     As the population continues to age and we see the next generation of seniors coming through our office there are differences in the profile of an aging senior today vs. what we saw 15 or 20 years ago.

     One change is in the amount of retirement assets that we see as part of the average client’s overall asset base.  It is much higher than 20 years ago.  Likewise, we are seeing fewer and fewer clients with substantial pensions.  We are also seeing clients in their 60’s working full time to try to put away more for retirement knowing that they do not have pensions to rely on for income and Social Security by itself is not enough.  In light of these changes, this week I’d like to take a look at some important changes to retirement account rules.
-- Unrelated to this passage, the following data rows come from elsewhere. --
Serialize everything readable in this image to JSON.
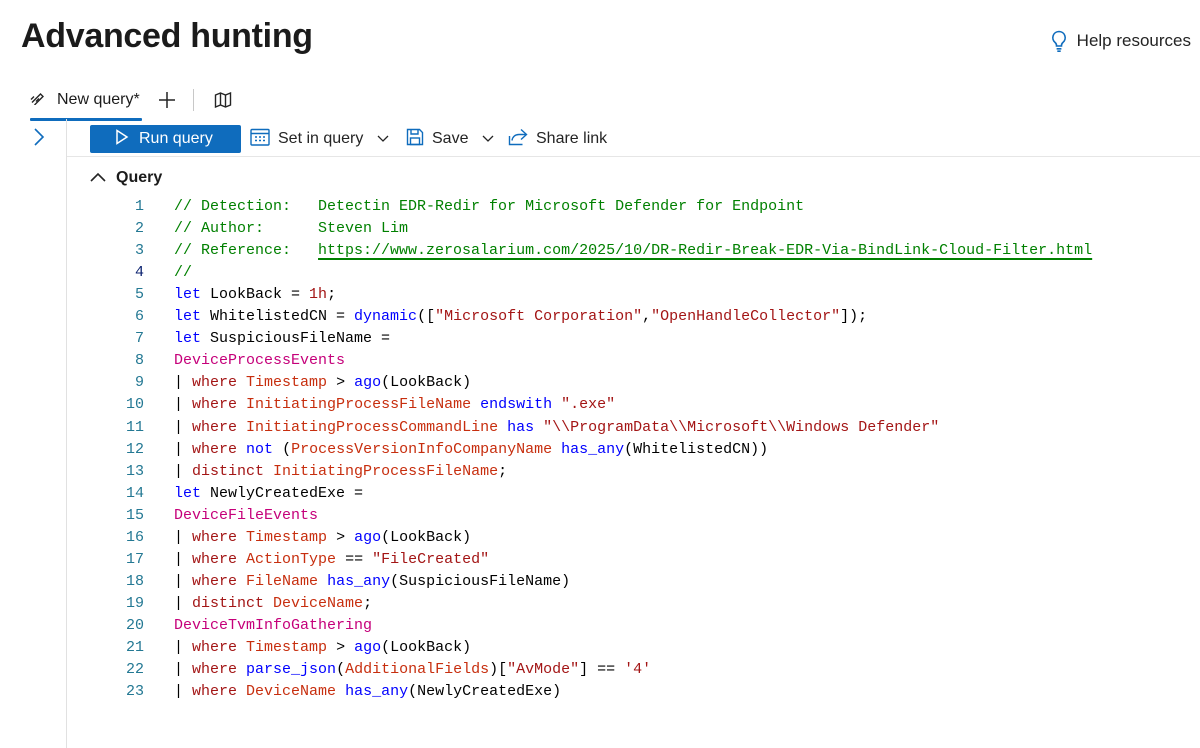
{
  "page": {
    "title": "Advanced hunting",
    "help_label": "Help resources"
  },
  "tabs": {
    "items": [
      {
        "label": "New query*"
      }
    ]
  },
  "toolbar": {
    "run_label": "Run query",
    "set_in_query_label": "Set in query",
    "save_label": "Save",
    "share_label": "Share link"
  },
  "query_section": {
    "label": "Query"
  },
  "colors": {
    "accent": "#0f6cbd",
    "comment": "#008000",
    "keyword": "#0000ff",
    "string": "#a31515",
    "table": "#c5007a",
    "column": "#c72e0e",
    "line_number": "#237893"
  },
  "editor": {
    "lines": [
      {
        "num": "1",
        "tokens": [
          {
            "t": "// Detection:   ",
            "c": "comment"
          },
          {
            "t": "Detectin EDR-Redir for Microsoft Defender for Endpoint",
            "c": "comment"
          }
        ]
      },
      {
        "num": "2",
        "tokens": [
          {
            "t": "// Author:      ",
            "c": "comment"
          },
          {
            "t": "Steven Lim",
            "c": "comment"
          }
        ]
      },
      {
        "num": "3",
        "tokens": [
          {
            "t": "// Reference:   ",
            "c": "comment"
          },
          {
            "t": "https://www.zerosalarium.com/2025/10/DR-Redir-Break-EDR-Via-BindLink-Cloud-Filter.html",
            "c": "link"
          }
        ]
      },
      {
        "num": "4",
        "current": true,
        "tokens": [
          {
            "t": "//",
            "c": "comment"
          }
        ]
      },
      {
        "num": "5",
        "tokens": [
          {
            "t": "let",
            "c": "kw"
          },
          {
            "t": " LookBack = ",
            "c": "plain"
          },
          {
            "t": "1h",
            "c": "str"
          },
          {
            "t": ";",
            "c": "plain"
          }
        ]
      },
      {
        "num": "6",
        "tokens": [
          {
            "t": "let",
            "c": "kw"
          },
          {
            "t": " WhitelistedCN = ",
            "c": "plain"
          },
          {
            "t": "dynamic",
            "c": "fn"
          },
          {
            "t": "([",
            "c": "plain"
          },
          {
            "t": "\"Microsoft Corporation\"",
            "c": "str"
          },
          {
            "t": ",",
            "c": "plain"
          },
          {
            "t": "\"OpenHandleCollector\"",
            "c": "str"
          },
          {
            "t": "]);",
            "c": "plain"
          }
        ]
      },
      {
        "num": "7",
        "tokens": [
          {
            "t": "let",
            "c": "kw"
          },
          {
            "t": " SuspiciousFileName =",
            "c": "plain"
          }
        ]
      },
      {
        "num": "8",
        "tokens": [
          {
            "t": "DeviceProcessEvents",
            "c": "tbl"
          }
        ]
      },
      {
        "num": "9",
        "tokens": [
          {
            "t": "| ",
            "c": "plain"
          },
          {
            "t": "where",
            "c": "op"
          },
          {
            "t": " ",
            "c": "plain"
          },
          {
            "t": "Timestamp",
            "c": "col"
          },
          {
            "t": " > ",
            "c": "plain"
          },
          {
            "t": "ago",
            "c": "fn"
          },
          {
            "t": "(LookBack)",
            "c": "plain"
          }
        ]
      },
      {
        "num": "10",
        "tokens": [
          {
            "t": "| ",
            "c": "plain"
          },
          {
            "t": "where",
            "c": "op"
          },
          {
            "t": " ",
            "c": "plain"
          },
          {
            "t": "InitiatingProcessFileName",
            "c": "col"
          },
          {
            "t": " ",
            "c": "plain"
          },
          {
            "t": "endswith",
            "c": "kw"
          },
          {
            "t": " ",
            "c": "plain"
          },
          {
            "t": "\".exe\"",
            "c": "str"
          }
        ]
      },
      {
        "num": "11",
        "tokens": [
          {
            "t": "| ",
            "c": "plain"
          },
          {
            "t": "where",
            "c": "op"
          },
          {
            "t": " ",
            "c": "plain"
          },
          {
            "t": "InitiatingProcessCommandLine",
            "c": "col"
          },
          {
            "t": " ",
            "c": "plain"
          },
          {
            "t": "has",
            "c": "kw"
          },
          {
            "t": " ",
            "c": "plain"
          },
          {
            "t": "\"\\\\ProgramData\\\\Microsoft\\\\Windows Defender\"",
            "c": "str"
          }
        ]
      },
      {
        "num": "12",
        "tokens": [
          {
            "t": "| ",
            "c": "plain"
          },
          {
            "t": "where",
            "c": "op"
          },
          {
            "t": " ",
            "c": "plain"
          },
          {
            "t": "not",
            "c": "kw"
          },
          {
            "t": " (",
            "c": "plain"
          },
          {
            "t": "ProcessVersionInfoCompanyName",
            "c": "col"
          },
          {
            "t": " ",
            "c": "plain"
          },
          {
            "t": "has_any",
            "c": "kw"
          },
          {
            "t": "(WhitelistedCN))",
            "c": "plain"
          }
        ]
      },
      {
        "num": "13",
        "tokens": [
          {
            "t": "| ",
            "c": "plain"
          },
          {
            "t": "distinct",
            "c": "op"
          },
          {
            "t": " ",
            "c": "plain"
          },
          {
            "t": "InitiatingProcessFileName",
            "c": "col"
          },
          {
            "t": ";",
            "c": "plain"
          }
        ]
      },
      {
        "num": "14",
        "tokens": [
          {
            "t": "let",
            "c": "kw"
          },
          {
            "t": " NewlyCreatedExe =",
            "c": "plain"
          }
        ]
      },
      {
        "num": "15",
        "tokens": [
          {
            "t": "DeviceFileEvents",
            "c": "tbl"
          }
        ]
      },
      {
        "num": "16",
        "tokens": [
          {
            "t": "| ",
            "c": "plain"
          },
          {
            "t": "where",
            "c": "op"
          },
          {
            "t": " ",
            "c": "plain"
          },
          {
            "t": "Timestamp",
            "c": "col"
          },
          {
            "t": " > ",
            "c": "plain"
          },
          {
            "t": "ago",
            "c": "fn"
          },
          {
            "t": "(LookBack)",
            "c": "plain"
          }
        ]
      },
      {
        "num": "17",
        "tokens": [
          {
            "t": "| ",
            "c": "plain"
          },
          {
            "t": "where",
            "c": "op"
          },
          {
            "t": " ",
            "c": "plain"
          },
          {
            "t": "ActionType",
            "c": "col"
          },
          {
            "t": " == ",
            "c": "plain"
          },
          {
            "t": "\"FileCreated\"",
            "c": "str"
          }
        ]
      },
      {
        "num": "18",
        "tokens": [
          {
            "t": "| ",
            "c": "plain"
          },
          {
            "t": "where",
            "c": "op"
          },
          {
            "t": " ",
            "c": "plain"
          },
          {
            "t": "FileName",
            "c": "col"
          },
          {
            "t": " ",
            "c": "plain"
          },
          {
            "t": "has_any",
            "c": "kw"
          },
          {
            "t": "(SuspiciousFileName)",
            "c": "plain"
          }
        ]
      },
      {
        "num": "19",
        "tokens": [
          {
            "t": "| ",
            "c": "plain"
          },
          {
            "t": "distinct",
            "c": "op"
          },
          {
            "t": " ",
            "c": "plain"
          },
          {
            "t": "DeviceName",
            "c": "col"
          },
          {
            "t": ";",
            "c": "plain"
          }
        ]
      },
      {
        "num": "20",
        "tokens": [
          {
            "t": "DeviceTvmInfoGathering",
            "c": "tbl"
          }
        ]
      },
      {
        "num": "21",
        "tokens": [
          {
            "t": "| ",
            "c": "plain"
          },
          {
            "t": "where",
            "c": "op"
          },
          {
            "t": " ",
            "c": "plain"
          },
          {
            "t": "Timestamp",
            "c": "col"
          },
          {
            "t": " > ",
            "c": "plain"
          },
          {
            "t": "ago",
            "c": "fn"
          },
          {
            "t": "(LookBack)",
            "c": "plain"
          }
        ]
      },
      {
        "num": "22",
        "tokens": [
          {
            "t": "| ",
            "c": "plain"
          },
          {
            "t": "where",
            "c": "op"
          },
          {
            "t": " ",
            "c": "plain"
          },
          {
            "t": "parse_json",
            "c": "fn"
          },
          {
            "t": "(",
            "c": "plain"
          },
          {
            "t": "AdditionalFields",
            "c": "col"
          },
          {
            "t": ")[",
            "c": "plain"
          },
          {
            "t": "\"AvMode\"",
            "c": "str"
          },
          {
            "t": "] == ",
            "c": "plain"
          },
          {
            "t": "'4'",
            "c": "str"
          }
        ]
      },
      {
        "num": "23",
        "tokens": [
          {
            "t": "| ",
            "c": "plain"
          },
          {
            "t": "where",
            "c": "op"
          },
          {
            "t": " ",
            "c": "plain"
          },
          {
            "t": "DeviceName",
            "c": "col"
          },
          {
            "t": " ",
            "c": "plain"
          },
          {
            "t": "has_any",
            "c": "kw"
          },
          {
            "t": "(NewlyCreatedExe)",
            "c": "plain"
          }
        ]
      }
    ]
  }
}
     The amount that may be contributed to an employee’s or self employed retirement account did not increase much because the cost of living index did not increase much.  For 401(k), 403(b) and 457 plans the annual contribution limit is still $18,000 with those over 50 years of age able to contribute another $6000 annually as a catch up contribution.  The total contribution limits when counting employee and employer contributions is still $53,000 if under age 50 and $59,000 if 50 or older in 2016.

     IRA contribution limits also did not change.  If you are under age 50 you can contributed $5500 per year and another $1000 as a catch up contribution if you turn 50 or older in 2016.  For married couples filing income tax returns jointly, the income limits for Roth IRA contributions increased.  This means that the tax deduction starts to phase out now when your modified adjusted gross income (MAGI) is $184,000 and is completely gone when MAGI is $194,000 or more.

     This year there is more flexibility for those who want to move money from their retirement plans to their simple IRA.  If you contributed to your simple IRA for 2 years, you can shift money to that account.  This could be helpful to someone looking to consolidate several retirement accounts.

     As I have written about previously, leveraging your retirement accounts to help pay for long term care is a great option for many so as more people are presenting to us with greater amounts in tax deferred retirement accounts we are increasingly looking at these options.  For more information, contact me for my most recent book, “Don’t Go Broke in a Nursing Home”, which discusses these strategies.